Mary Shelley’s Frankenstein is a modern myth; a 200-year-old science-fiction story with themes of human creativity, societal responsibility and scientific ethics. Two centuries later, these themes continue to resonate in our technological age. As citizens with access to incredible tools for creation and transformation, we not only need to understand the fundamentals of science and technology, but also to develop […]
Two centuries ago, on a dare to tell the best scary story, 19-year-old Mary Shelley imagined an idea that became the basis for Frankenstein. Mary’s original concept became the novel that arguably kick-started the genres of science fiction and Gothic horror, but also provided an enduring myth that shapes how our society continues to grapple with creativity, science, technology, and their consequences.
Two hundred years later, inspired by that classic dare, CSI launched a series of creative challenges inspiring amateur and professional writers to reflect on questions of science, ethics, creativity, and responsibility.
By Megan K. Halpern, Jathan Sadowski, Joey Eschrich, Ed Finn, and David H. Guston
Bulletin of Science, Technology & Society

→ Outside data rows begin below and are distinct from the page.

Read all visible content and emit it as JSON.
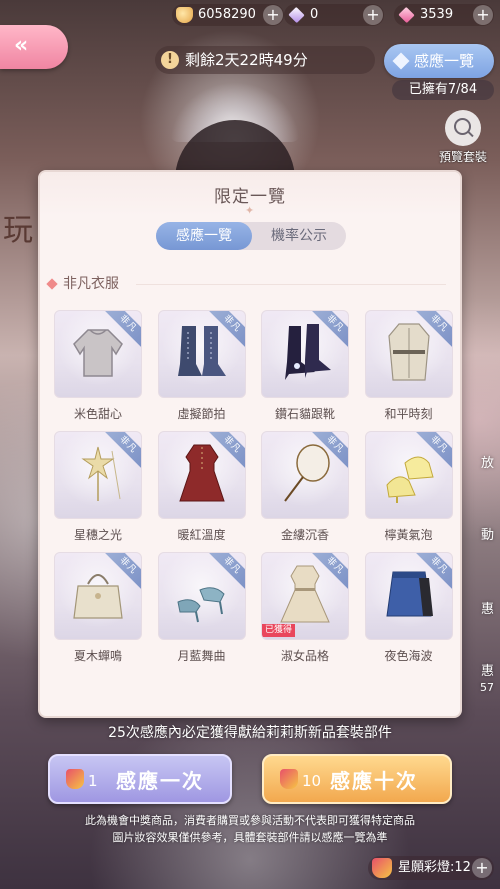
{
  "currencies": {
    "gold": {
      "value": "6058290",
      "icon": "gold-coin-icon"
    },
    "gem": {
      "value": "0",
      "icon": "purple-crystal-icon"
    },
    "diamond": {
      "value": "3539",
      "icon": "pink-diamond-icon"
    }
  },
  "back": {
    "icon": "double-chevron-left-icon",
    "glyph": "«"
  },
  "timer": {
    "text": "剩餘2天22時49分",
    "icon_glyph": "!"
  },
  "overview_button": {
    "label": "感應一覽"
  },
  "owned_text": "已擁有7/84",
  "preview": {
    "label": "預覽套裝"
  },
  "side_left_glyph": "玩",
  "side_right": [
    "放",
    "動",
    "惠",
    "惠",
    "57"
  ],
  "modal": {
    "title": "限定一覽",
    "tabs": [
      {
        "label": "感應一覽",
        "active": true
      },
      {
        "label": "機率公示",
        "active": false
      }
    ],
    "section_title": "非凡衣服",
    "ribbon_text": "非凡",
    "obtained_text": "已獲得",
    "items": [
      {
        "name": "米色甜心",
        "type": "blouse",
        "obtained": false
      },
      {
        "name": "虛擬節拍",
        "type": "boots",
        "obtained": false
      },
      {
        "name": "鑽石貓跟靴",
        "type": "heeled-boots",
        "obtained": false
      },
      {
        "name": "和平時刻",
        "type": "coat",
        "obtained": false
      },
      {
        "name": "星穗之光",
        "type": "hairpin",
        "obtained": false
      },
      {
        "name": "暖紅溫度",
        "type": "red-dress",
        "obtained": false
      },
      {
        "name": "金縷沉香",
        "type": "hand-fan",
        "obtained": false
      },
      {
        "name": "檸黃氣泡",
        "type": "sandals",
        "obtained": false
      },
      {
        "name": "夏木蟬鳴",
        "type": "handbag",
        "obtained": false
      },
      {
        "name": "月藍舞曲",
        "type": "blue-heels",
        "obtained": false
      },
      {
        "name": "淑女品格",
        "type": "beige-dress",
        "obtained": true
      },
      {
        "name": "夜色海波",
        "type": "denim-skirt",
        "obtained": false
      }
    ]
  },
  "guarantee_text": "25次感應內必定獲得獻給莉莉斯新品套裝部件",
  "draw_one": {
    "count": "1",
    "label": "感應一次"
  },
  "draw_ten": {
    "count": "10",
    "label": "感應十次"
  },
  "disclaimer": [
    "此為機會中獎商品，消費者購買或參與活動不代表即可獲得特定商品",
    "圖片妝容效果僅供參考，具體套裝部件請以感應一覽為準"
  ],
  "wish_lamp": {
    "text": "星願彩燈:12"
  }
}
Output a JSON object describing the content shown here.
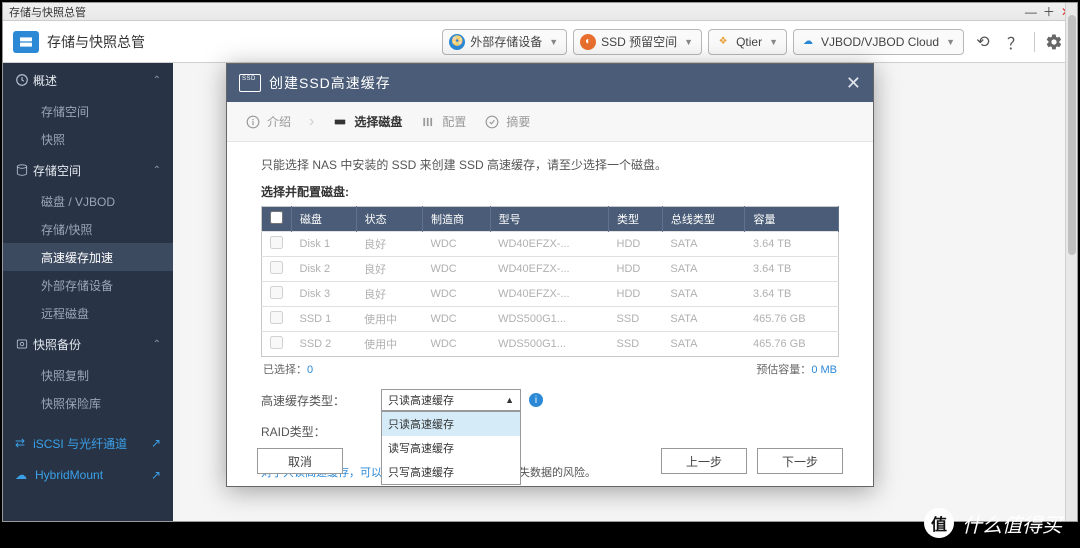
{
  "titlebar": {
    "title": "存储与快照总管"
  },
  "toolbar": {
    "title": "存储与快照总管",
    "pills": [
      {
        "label": "外部存储设备"
      },
      {
        "label": "SSD 预留空间"
      },
      {
        "label": "Qtier"
      },
      {
        "label": "VJBOD/VJBOD Cloud"
      }
    ]
  },
  "sidebar": {
    "groups": [
      {
        "label": "概述",
        "items": [
          "存储空间",
          "快照"
        ]
      },
      {
        "label": "存储空间",
        "items": [
          "磁盘 / VJBOD",
          "存储/快照",
          "高速缓存加速",
          "外部存储设备",
          "远程磁盘"
        ],
        "active_index": 2
      },
      {
        "label": "快照备份",
        "items": [
          "快照复制",
          "快照保险库"
        ]
      }
    ],
    "links": [
      {
        "label": "iSCSI 与光纤通道"
      },
      {
        "label": "HybridMount"
      }
    ]
  },
  "modal": {
    "title": "创建SSD高速缓存",
    "steps": [
      "介绍",
      "选择磁盘",
      "配置",
      "摘要"
    ],
    "active_step": 1,
    "instruction": "只能选择 NAS 中安装的 SSD 来创建 SSD 高速缓存，请至少选择一个磁盘。",
    "select_label": "选择并配置磁盘:",
    "columns": [
      "磁盘",
      "状态",
      "制造商",
      "型号",
      "类型",
      "总线类型",
      "容量"
    ],
    "rows": [
      {
        "disk": "Disk 1",
        "status": "良好",
        "vendor": "WDC",
        "model": "WD40EFZX-...",
        "type": "HDD",
        "bus": "SATA",
        "cap": "3.64 TB"
      },
      {
        "disk": "Disk 2",
        "status": "良好",
        "vendor": "WDC",
        "model": "WD40EFZX-...",
        "type": "HDD",
        "bus": "SATA",
        "cap": "3.64 TB"
      },
      {
        "disk": "Disk 3",
        "status": "良好",
        "vendor": "WDC",
        "model": "WD40EFZX-...",
        "type": "HDD",
        "bus": "SATA",
        "cap": "3.64 TB"
      },
      {
        "disk": "SSD 1",
        "status": "使用中",
        "vendor": "WDC",
        "model": "WDS500G1...",
        "type": "SSD",
        "bus": "SATA",
        "cap": "465.76 GB"
      },
      {
        "disk": "SSD 2",
        "status": "使用中",
        "vendor": "WDC",
        "model": "WDS500G1...",
        "type": "SSD",
        "bus": "SATA",
        "cap": "465.76 GB"
      }
    ],
    "selected_label": "已选择：",
    "selected_count": "0",
    "est_label": "预估容量：",
    "est_value": "0 MB",
    "cache_type_label": "高速缓存类型：",
    "raid_type_label": "RAID类型：",
    "cache_type_selected": "只读高速缓存",
    "cache_type_options": [
      "只读高速缓存",
      "读写高速缓存",
      "只写高速缓存"
    ],
    "note_link": "对于只读高速缓存，可以使用",
    "note_tail": "丢失数据的风险。",
    "buttons": {
      "cancel": "取消",
      "prev": "上一步",
      "next": "下一步"
    }
  },
  "watermark": "什么值得买"
}
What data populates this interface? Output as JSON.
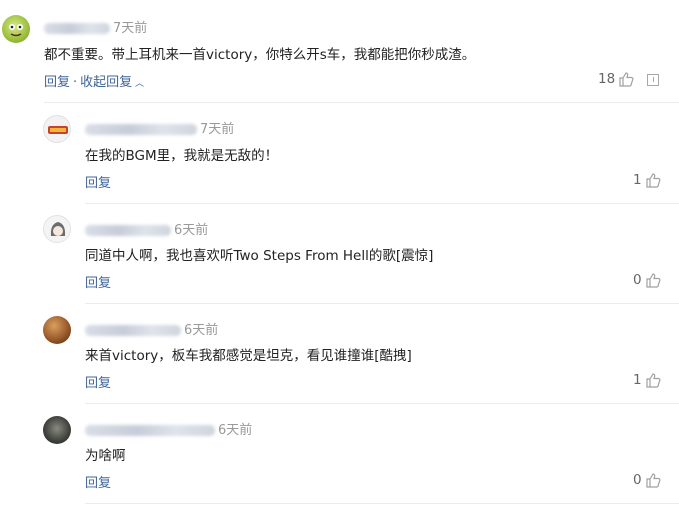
{
  "comments": [
    {
      "name_blur": true,
      "time": "7天前",
      "text": "都不重要。带上耳机来一首victory，你特么开s车，我都能把你秒成渣。",
      "reply_label": "回复",
      "dot": "·",
      "collapse_label": "收起回复",
      "likes": "18",
      "avatar": "green-frog-avatar"
    },
    {
      "name_blur": true,
      "time": "7天前",
      "text": "在我的BGM里，我就是无敌的！",
      "reply_label": "回复",
      "likes": "1",
      "avatar": "game-logo-avatar"
    },
    {
      "name_blur": true,
      "time": "6天前",
      "text": "同道中人啊，我也喜欢听Two Steps From Hell的歌[震惊]",
      "reply_label": "回复",
      "likes": "0",
      "avatar": "anime-girl-avatar"
    },
    {
      "name_blur": true,
      "time": "6天前",
      "text": "来首victory，板车我都感觉是坦克，看见谁撞谁[酷拽]",
      "reply_label": "回复",
      "likes": "1",
      "avatar": "brown-photo-avatar"
    },
    {
      "name_blur": true,
      "time": "6天前",
      "text": "为啥啊",
      "reply_label": "回复",
      "likes": "0",
      "avatar": "dark-photo-avatar"
    }
  ],
  "colors": {
    "link": "#406599",
    "meta": "#999999",
    "text": "#222222"
  }
}
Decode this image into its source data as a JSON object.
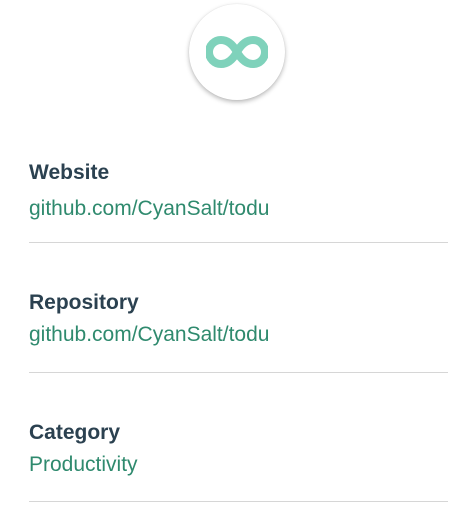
{
  "app": {
    "logo_icon": "infinity-icon",
    "accent_color": "#7fd2bb"
  },
  "details": [
    {
      "label": "Website",
      "value": "github.com/CyanSalt/todu"
    },
    {
      "label": "Repository",
      "value": "github.com/CyanSalt/todu"
    },
    {
      "label": "Category",
      "value": "Productivity"
    }
  ],
  "colors": {
    "label": "#2b4150",
    "value": "#2f8a6e",
    "divider": "#d6d6d6"
  }
}
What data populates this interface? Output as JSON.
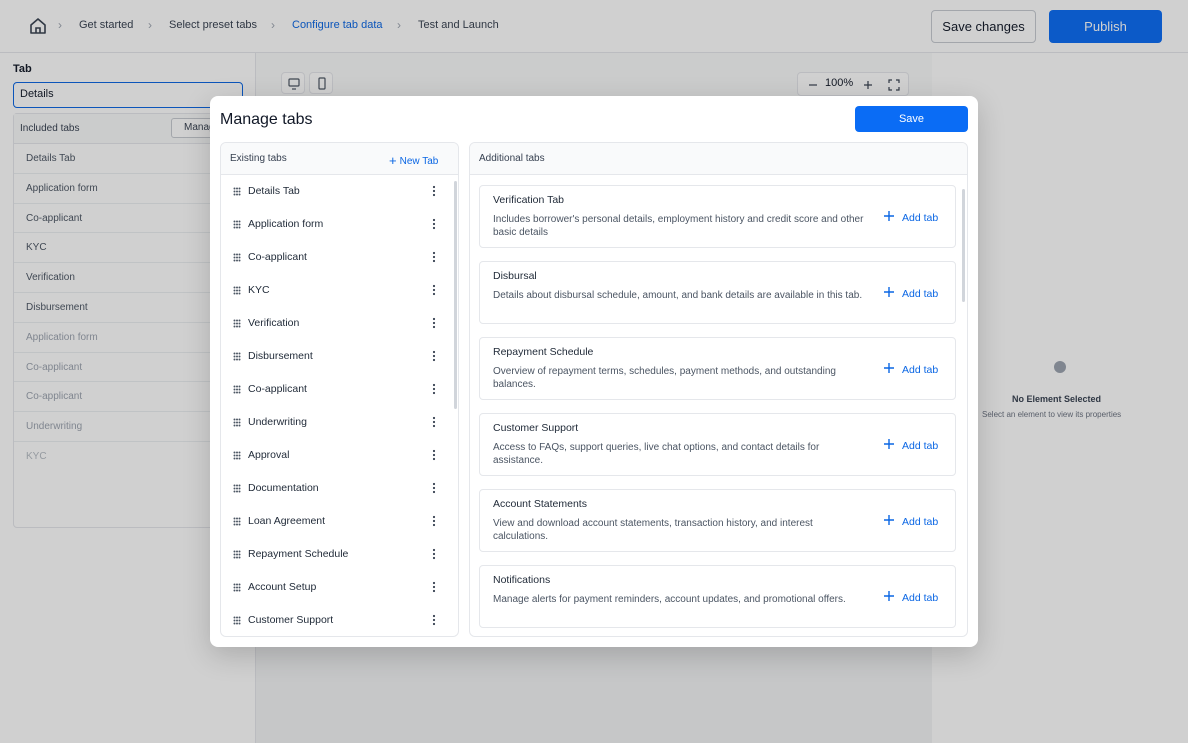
{
  "breadcrumb": {
    "items": [
      "Get started",
      "Select preset tabs",
      "Configure tab data",
      "Test and Launch"
    ],
    "active_index": 2
  },
  "header": {
    "save_changes_label": "Save changes",
    "publish_label": "Publish"
  },
  "left_panel": {
    "tab_label": "Tab",
    "tab_select_value": "Details",
    "included_title": "Included tabs",
    "manage_label": "Manage",
    "items": [
      "Details Tab",
      "Application form",
      "Co-applicant",
      "KYC",
      "Verification",
      "Disbursement",
      "Application form",
      "Co-applicant",
      "Co-applicant",
      "Underwriting",
      "KYC"
    ]
  },
  "canvas": {
    "zoom": "100%"
  },
  "right_panel": {
    "empty_title": "No Element Selected",
    "empty_subtitle": "Select an element to view its properties"
  },
  "modal": {
    "title": "Manage tabs",
    "save_label": "Save",
    "existing": {
      "title": "Existing tabs",
      "new_tab_label": "New Tab",
      "items": [
        "Details Tab",
        "Application form",
        "Co-applicant",
        "KYC",
        "Verification",
        "Disbursement",
        "Co-applicant",
        "Underwriting",
        "Approval",
        "Documentation",
        "Loan Agreement",
        "Repayment Schedule",
        "Account Setup",
        "Customer Support"
      ]
    },
    "additional": {
      "title": "Additional tabs",
      "add_label": "Add tab",
      "cards": [
        {
          "title": "Verification Tab",
          "desc": "Includes borrower's personal details, employment history and credit score and other basic details"
        },
        {
          "title": "Disbursal",
          "desc": "Details about disbursal schedule, amount, and bank details are available in this tab."
        },
        {
          "title": "Repayment Schedule",
          "desc": "Overview of repayment terms, schedules, payment methods, and outstanding balances."
        },
        {
          "title": "Customer Support",
          "desc": "Access to FAQs, support queries, live chat options, and contact details for assistance."
        },
        {
          "title": "Account Statements",
          "desc": "View and download account statements, transaction history, and interest calculations."
        },
        {
          "title": "Notifications",
          "desc": "Manage alerts for payment reminders, account updates, and promotional offers."
        }
      ]
    }
  },
  "colors": {
    "accent": "#0a6cf5",
    "link": "#0a66e4"
  }
}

This item was originally published by ASU News. Three Arizona State University researchers have received a grant from the National Science Foundation to lead a workshop to build a global, multi-institutional network of collaborators to celebrate the bicentennial of the publication of Mary Shelley’s “Frankenstein, or The Modern Prometheus.” The Frankenstein Bicentennial Project will span […]